## SUPPLIED RECORDS
+ + +
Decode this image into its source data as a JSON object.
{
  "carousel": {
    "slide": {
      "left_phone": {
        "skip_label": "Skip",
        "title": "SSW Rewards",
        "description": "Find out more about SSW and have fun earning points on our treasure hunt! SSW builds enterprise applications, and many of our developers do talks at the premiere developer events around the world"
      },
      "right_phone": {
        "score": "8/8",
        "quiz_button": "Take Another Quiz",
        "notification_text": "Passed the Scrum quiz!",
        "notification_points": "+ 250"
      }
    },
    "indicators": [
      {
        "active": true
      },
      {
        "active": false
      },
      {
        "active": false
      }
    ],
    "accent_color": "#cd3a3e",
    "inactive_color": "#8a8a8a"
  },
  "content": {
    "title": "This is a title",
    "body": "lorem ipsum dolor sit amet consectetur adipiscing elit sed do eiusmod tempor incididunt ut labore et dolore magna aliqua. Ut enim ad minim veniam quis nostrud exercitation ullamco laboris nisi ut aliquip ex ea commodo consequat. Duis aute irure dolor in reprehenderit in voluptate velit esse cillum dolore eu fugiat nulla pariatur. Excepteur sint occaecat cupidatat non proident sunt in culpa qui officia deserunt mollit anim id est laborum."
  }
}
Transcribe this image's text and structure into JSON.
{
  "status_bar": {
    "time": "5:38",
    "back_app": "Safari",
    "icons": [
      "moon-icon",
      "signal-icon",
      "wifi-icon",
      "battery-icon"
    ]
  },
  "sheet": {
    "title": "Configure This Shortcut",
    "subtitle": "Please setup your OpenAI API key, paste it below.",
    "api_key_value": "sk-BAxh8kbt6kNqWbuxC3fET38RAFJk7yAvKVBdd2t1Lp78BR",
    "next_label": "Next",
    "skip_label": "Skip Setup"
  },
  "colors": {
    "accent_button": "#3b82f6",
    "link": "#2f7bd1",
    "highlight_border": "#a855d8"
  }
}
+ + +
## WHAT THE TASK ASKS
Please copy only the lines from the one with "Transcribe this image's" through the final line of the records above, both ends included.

## EXERCISE SOLUTION
Transcribe this image's text and structure into JSON.
{
  "status_bar": {
    "time": "5:38",
    "back_app": "Safari",
    "icons": [
      "moon-icon",
      "signal-icon",
      "wifi-icon",
      "battery-icon"
    ]
  },
  "sheet": {
    "title": "Configure This Shortcut",
    "subtitle": "Please setup your OpenAI API key, paste it below.",
    "api_key_value": "sk-BAxh8kbt6kNqWbuxC3fET38RAFJk7yAvKVBdd2t1Lp78BR",
    "next_label": "Next",
    "skip_label": "Skip Setup"
  },
  "colors": {
    "accent_button": "#3b82f6",
    "link": "#2f7bd1",
    "highlight_border": "#a855d8"
  }
}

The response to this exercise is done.